Dayton’s Needs Your Rent

In 2017 downtown developers decided to plunk more than $200 million into the Dayton’s Project, a massive overhaul and renovation of the century-old property at 700 Nicollet Mall. Five years later, that budget has shot up to $350 million, and reconstruction efforts have weathered a pandemic, a mass exodus from downtown, and riots. This week the project is finally starting to get stuff done. Sort of. Axios shared images this morning from a tour it took on Friday, and you can kinda see what it’s going to be, if you squint hard enough. The first floor of the building (which you might recognize as the former JB Hudson Jewelers space) features a makers’ market that will host around 30 vendors. Up on the seventh floor there are swanky tenant amenities, including couches, a fireplace, and a bar. Theoretically there’s going to be a food court in the basement, but it’s still not clear when that will be happening. And so far, available office space is only 10% booked. Yikes. 

Knowing When It’s Time
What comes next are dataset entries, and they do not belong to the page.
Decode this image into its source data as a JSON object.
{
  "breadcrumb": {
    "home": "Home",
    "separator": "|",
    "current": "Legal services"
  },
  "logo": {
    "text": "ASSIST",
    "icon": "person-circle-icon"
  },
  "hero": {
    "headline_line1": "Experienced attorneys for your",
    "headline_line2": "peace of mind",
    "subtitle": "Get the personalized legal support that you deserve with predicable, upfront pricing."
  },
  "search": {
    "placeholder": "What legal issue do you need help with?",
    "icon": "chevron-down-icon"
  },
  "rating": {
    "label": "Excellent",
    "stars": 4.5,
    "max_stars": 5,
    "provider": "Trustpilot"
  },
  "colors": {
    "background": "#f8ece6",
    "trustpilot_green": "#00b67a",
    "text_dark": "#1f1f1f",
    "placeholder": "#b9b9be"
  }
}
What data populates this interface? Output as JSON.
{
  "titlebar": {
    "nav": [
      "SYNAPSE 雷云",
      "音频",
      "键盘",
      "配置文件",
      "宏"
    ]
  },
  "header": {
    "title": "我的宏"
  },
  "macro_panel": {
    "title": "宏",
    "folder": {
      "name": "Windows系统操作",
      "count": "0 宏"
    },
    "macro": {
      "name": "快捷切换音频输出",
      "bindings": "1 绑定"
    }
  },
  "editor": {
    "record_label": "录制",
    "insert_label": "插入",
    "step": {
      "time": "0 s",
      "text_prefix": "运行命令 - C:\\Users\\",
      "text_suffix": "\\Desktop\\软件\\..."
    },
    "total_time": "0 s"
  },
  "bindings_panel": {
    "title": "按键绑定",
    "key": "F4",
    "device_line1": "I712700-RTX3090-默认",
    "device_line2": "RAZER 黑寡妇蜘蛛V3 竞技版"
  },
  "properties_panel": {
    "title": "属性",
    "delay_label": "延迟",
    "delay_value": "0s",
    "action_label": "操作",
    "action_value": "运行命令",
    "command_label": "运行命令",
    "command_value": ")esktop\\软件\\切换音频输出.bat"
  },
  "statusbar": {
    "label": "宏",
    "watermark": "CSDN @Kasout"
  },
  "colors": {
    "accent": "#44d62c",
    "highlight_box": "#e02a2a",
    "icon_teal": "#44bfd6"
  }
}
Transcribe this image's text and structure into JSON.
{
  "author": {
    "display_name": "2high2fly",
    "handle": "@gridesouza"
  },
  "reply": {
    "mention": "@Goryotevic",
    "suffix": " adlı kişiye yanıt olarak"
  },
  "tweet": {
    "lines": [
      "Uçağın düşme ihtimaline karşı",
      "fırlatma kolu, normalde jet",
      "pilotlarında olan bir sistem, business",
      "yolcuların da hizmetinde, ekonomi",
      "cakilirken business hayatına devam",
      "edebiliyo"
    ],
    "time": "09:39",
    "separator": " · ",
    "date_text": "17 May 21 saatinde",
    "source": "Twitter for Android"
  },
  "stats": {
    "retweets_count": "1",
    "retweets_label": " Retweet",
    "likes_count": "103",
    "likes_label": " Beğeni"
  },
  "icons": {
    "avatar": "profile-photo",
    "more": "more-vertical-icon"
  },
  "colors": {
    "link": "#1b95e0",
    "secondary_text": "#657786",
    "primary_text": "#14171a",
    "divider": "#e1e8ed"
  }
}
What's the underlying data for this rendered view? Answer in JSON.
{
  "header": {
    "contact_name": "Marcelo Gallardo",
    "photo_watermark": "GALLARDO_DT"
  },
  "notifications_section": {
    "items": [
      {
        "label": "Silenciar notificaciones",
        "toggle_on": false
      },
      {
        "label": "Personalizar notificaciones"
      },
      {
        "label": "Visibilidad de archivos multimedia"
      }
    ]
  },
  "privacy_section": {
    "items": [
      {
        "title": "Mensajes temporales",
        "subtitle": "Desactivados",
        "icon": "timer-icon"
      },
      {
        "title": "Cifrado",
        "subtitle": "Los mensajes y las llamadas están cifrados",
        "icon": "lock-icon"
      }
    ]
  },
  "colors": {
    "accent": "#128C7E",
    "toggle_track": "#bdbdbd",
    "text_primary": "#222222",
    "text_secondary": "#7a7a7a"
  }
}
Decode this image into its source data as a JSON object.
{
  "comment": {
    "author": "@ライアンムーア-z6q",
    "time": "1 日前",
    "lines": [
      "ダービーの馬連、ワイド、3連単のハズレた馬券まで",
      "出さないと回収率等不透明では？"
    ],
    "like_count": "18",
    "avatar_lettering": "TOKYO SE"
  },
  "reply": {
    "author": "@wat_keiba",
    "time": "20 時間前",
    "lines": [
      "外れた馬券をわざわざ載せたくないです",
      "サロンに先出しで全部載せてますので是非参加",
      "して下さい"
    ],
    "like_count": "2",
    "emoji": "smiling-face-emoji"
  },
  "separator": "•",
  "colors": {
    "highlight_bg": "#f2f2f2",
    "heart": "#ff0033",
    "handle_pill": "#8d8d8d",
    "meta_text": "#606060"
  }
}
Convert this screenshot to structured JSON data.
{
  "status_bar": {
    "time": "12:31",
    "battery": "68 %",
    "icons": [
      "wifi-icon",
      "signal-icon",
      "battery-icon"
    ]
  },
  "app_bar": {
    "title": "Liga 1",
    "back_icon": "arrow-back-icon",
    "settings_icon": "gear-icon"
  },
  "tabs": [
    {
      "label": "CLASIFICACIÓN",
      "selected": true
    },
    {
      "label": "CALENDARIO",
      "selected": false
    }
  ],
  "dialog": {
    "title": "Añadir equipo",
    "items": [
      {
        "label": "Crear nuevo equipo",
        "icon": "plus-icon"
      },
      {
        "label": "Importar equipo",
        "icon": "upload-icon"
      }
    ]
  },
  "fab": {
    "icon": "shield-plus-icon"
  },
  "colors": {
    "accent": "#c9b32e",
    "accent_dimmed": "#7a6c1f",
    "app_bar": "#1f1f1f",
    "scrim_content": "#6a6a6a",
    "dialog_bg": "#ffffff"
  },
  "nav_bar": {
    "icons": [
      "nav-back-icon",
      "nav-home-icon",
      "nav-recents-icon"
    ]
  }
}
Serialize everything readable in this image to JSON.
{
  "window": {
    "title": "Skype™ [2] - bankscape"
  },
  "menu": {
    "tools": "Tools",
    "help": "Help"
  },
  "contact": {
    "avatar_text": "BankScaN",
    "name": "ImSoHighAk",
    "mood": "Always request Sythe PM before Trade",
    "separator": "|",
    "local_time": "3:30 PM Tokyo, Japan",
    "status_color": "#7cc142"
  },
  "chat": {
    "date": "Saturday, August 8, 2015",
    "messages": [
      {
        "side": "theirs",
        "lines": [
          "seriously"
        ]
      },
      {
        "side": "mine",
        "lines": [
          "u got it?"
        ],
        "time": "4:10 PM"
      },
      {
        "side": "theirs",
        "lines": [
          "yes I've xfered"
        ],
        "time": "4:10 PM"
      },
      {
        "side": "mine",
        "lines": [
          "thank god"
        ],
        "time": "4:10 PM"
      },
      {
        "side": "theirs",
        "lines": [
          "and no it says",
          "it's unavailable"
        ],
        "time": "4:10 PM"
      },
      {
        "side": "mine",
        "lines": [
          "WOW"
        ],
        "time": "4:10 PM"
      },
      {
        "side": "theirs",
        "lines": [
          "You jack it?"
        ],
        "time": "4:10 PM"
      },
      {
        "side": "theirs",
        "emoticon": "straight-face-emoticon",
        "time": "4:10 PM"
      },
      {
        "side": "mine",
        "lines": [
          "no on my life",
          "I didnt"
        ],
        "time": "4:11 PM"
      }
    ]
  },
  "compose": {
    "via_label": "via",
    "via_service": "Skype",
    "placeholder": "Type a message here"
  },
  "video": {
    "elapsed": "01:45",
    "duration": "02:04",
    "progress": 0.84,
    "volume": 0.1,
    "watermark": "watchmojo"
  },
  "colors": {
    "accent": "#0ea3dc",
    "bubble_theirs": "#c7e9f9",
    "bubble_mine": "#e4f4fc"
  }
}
How would you like to die? Most of us won’t get to choose, but 75-year-old Cheryl Harms Hauser of Hopkins, who is currently experiencing the onset of Alzheimer’s, has decided to end her life on her terms. The method Hauser intends to take when her dementia sets in more fully is called VSED, or “voluntarily stopping eating and drinking.” The process is self-explanatory, though it requires the assistance of a caregiver—in this case, Hauser’s husband David McNally. You experience no pain, you eventually fall asleep, and then you eventually die. It’s a difficult story that’s well-told by Kevyn Burger for the Strib. If you’re wondering whether Minnesota will legalize faster, more humane ways for people to die without suffering, a “death with dignity” bill has been proposed in the legislature again this year, as it has been in every session since 2015.   

Minneapolis School Bus Drivers Ready to Strike

It’s Strikevember, and the folks who transport your kids to school and back are getting in on the action. This weekend, drivers and dispatchers who work with Minneapolis Public Schools, and are represented by Teamsters Local 320, voted unanimously to authorize a strike if talks break down. On the table are issues of compensation, safety, and retention. Like many school districts, MPS has already had to deal with school bus staffing shortages this year, which has in turn increased stress on the drivers and dispatchers who remain.    

Anyone out There Ever Been Mistreated by the Cops?

The Minneapolis Police Department still exists, and remains impervious to major reforms thanks to union protections and state and city regulations. But a federal civil rights investigation into the department’s practices continues, with the Justice Department currently taking statements from residents who say they’ve been unjustly treated by the MPD. And oh, do these Minneapolis residents have some stories to tell, as reported in this AP story about the investigation. The feds are looking to see if there is “a pattern or practice of unconstitutional policing,” which, if found, would lead to the negotiation of a consent decree with the city that would require changes to be implemented.